House, a former Marine, claimed he stepped off the train in an effort to maintain social distancing from another group of hikers when a park ranger ran up and warned him to stay on the path. The ranger demanded House provide identification, which House initially refused. The man later provided the ranger with a false identity, NBC News reported.
“I didn’t see a reason to give my identification. I don’t need to tell people why I’m coming there to pray and give things in honor to the land. I don’t need permission or consent,” House said, according to NBC News. “And I don’t think he liked that very much.”
In a nearly 5-minute video posted on Instagram by House, the ranger is seen stunning the man and yelling at him to show his hands. As House yells in pain, his sister can be heard desperately asking the ranger what he is doing.
“I don’t have anything,” House tells the ranger between his cries. “I apologize for going off the trail.” He pleads with the ranger to stop, saying he is a peaceful person.
On Instagram, House said he was traumatized and that his left leg is numb and bleeding. House added that he continues to run different scenarios in his head of how things could have ended if he had attempted to disarm the ranger.
“These scenarios have been going through my head since this afternoon,” he wrote. “I’m a son, I’m a brother, I’m a father. More importantly, I’m a human being.”
After House’s video went viral, the National Park Service launched an investigation into the case. In a statement to NBC News, National Park Service spokesperson Vanessa Lacayo said the Park Service takes “any allegation of wrongdoing very seriously.”

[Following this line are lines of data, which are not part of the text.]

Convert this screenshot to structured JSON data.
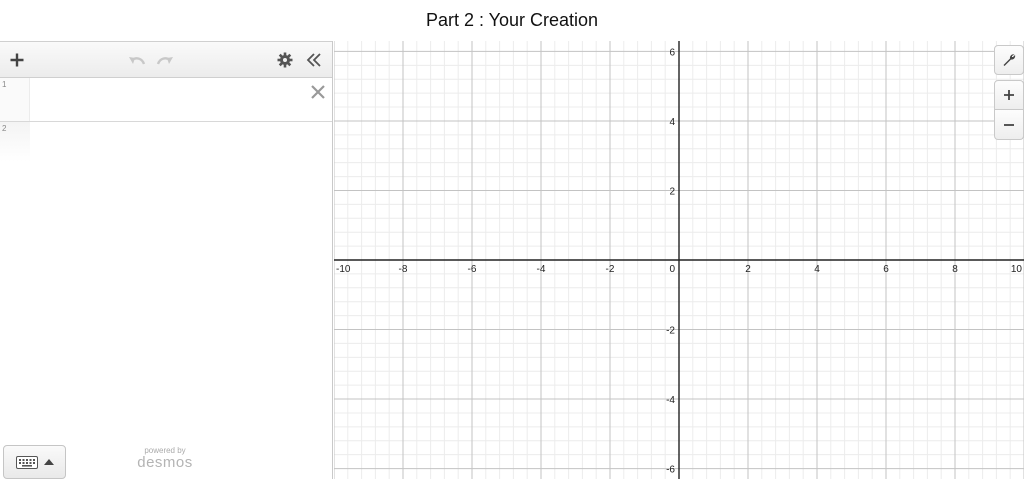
{
  "page": {
    "title": "Part 2 : Your Creation"
  },
  "expressions": {
    "rows": [
      {
        "index": "1",
        "value": ""
      },
      {
        "index": "2",
        "value": ""
      }
    ]
  },
  "branding": {
    "powered_by": "powered by",
    "name": "desmos"
  },
  "graph": {
    "x_range": [
      -10,
      10
    ],
    "y_range": [
      -6.3,
      6.3
    ],
    "major_step": 2,
    "minor_step": 0.4,
    "x_ticks": [
      "-10",
      "-8",
      "-6",
      "-4",
      "-2",
      "0",
      "2",
      "4",
      "6",
      "8",
      "10"
    ],
    "y_ticks": [
      "6",
      "4",
      "2",
      "-2",
      "-4",
      "-6"
    ]
  },
  "icons": {
    "add": "plus-icon",
    "undo": "undo-icon",
    "redo": "redo-icon",
    "settings": "gear-icon",
    "collapse": "double-chevron-left-icon",
    "delete": "close-icon",
    "keyboard": "keyboard-icon",
    "wrench": "wrench-icon",
    "zoom_in": "plus-icon",
    "zoom_out": "minus-icon"
  }
}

The investigation will include interviews with the rangers involved, House, his sister and any other witnesses, the National Park Service said in a separate statement.
On Dec. 29, the National Park Service released a nearly 10-minute recording from the officer’s body camera footage. It also defended the ranger who used his stun gun on House, saying that the unidentified officer “attempted to resolve the interaction with an educational contact and simple warning.”

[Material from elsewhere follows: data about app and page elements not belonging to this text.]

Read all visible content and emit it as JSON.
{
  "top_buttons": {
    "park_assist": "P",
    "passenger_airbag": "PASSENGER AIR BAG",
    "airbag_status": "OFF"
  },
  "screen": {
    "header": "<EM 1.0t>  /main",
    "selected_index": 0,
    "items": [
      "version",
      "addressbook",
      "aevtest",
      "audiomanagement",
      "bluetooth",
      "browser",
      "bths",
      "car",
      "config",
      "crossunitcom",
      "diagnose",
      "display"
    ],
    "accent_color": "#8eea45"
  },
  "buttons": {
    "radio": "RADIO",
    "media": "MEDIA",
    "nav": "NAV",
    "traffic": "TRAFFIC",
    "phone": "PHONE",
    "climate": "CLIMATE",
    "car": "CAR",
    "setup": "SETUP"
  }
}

The statement added that both House and his sibling provided fake names and dates of birth to the ranger. House was cited “for being in a closed area off trail, providing false information and failing to comply with a lawful order.” Meanwhile, House’s sister was cited for providing false information and being in a closed area off trail.

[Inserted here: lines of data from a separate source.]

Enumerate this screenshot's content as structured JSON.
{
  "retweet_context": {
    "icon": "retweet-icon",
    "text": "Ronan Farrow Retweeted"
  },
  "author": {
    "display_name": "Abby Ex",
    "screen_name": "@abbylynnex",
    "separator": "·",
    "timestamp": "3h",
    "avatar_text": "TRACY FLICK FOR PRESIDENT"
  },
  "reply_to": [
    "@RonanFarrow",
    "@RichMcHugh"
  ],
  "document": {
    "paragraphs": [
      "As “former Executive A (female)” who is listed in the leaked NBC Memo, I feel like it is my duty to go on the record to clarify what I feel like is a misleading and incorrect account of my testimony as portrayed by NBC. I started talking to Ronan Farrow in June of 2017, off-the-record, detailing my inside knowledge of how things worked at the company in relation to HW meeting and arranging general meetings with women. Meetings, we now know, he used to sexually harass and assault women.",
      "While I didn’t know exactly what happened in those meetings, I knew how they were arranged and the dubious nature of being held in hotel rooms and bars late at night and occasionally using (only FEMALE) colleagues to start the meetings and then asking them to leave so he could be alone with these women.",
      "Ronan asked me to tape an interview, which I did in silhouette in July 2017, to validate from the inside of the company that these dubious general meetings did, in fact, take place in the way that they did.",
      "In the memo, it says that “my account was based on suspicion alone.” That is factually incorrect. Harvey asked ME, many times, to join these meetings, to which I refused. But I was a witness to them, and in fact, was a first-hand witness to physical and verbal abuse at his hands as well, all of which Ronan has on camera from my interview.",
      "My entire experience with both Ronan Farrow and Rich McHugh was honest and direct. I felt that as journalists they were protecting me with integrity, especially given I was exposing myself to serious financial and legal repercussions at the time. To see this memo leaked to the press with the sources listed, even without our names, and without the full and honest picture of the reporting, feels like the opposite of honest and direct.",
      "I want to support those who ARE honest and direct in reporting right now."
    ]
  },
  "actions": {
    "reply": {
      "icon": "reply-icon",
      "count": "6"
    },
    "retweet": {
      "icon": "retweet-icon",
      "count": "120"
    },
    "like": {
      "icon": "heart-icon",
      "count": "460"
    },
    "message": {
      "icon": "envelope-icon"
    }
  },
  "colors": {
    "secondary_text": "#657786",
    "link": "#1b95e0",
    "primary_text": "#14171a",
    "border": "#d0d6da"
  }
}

House told NBC News that he never had an issue with a ranger or encountered one on the hiking trail, where he typically performs his meditations and prayers.
“We don’t have a set time, we don’t have set places, we don’t have buildings, and we don’t have things built to worship,” he said. “Nature is what we’ve been worshipping…and protecting it has always been our job.”
The National Park Service noted in its statement that there are 29 area pueblos and tribes that consider the Petroglyph a sacred place and use the site to connect with their ancestors, for prayer and ceremony.
About the Author
Nicole Rojas is a senior writer for The North Star. She has published in various publications, including Newsweek, GlobalPost, IHS Jane’s Defence Weekly, and the Long Island Post. Nicole graduated from Boston University in 2012 with a degree in print journalism. She is an avid world traveler who recently explored the Americas, Asia, Australia and Europe.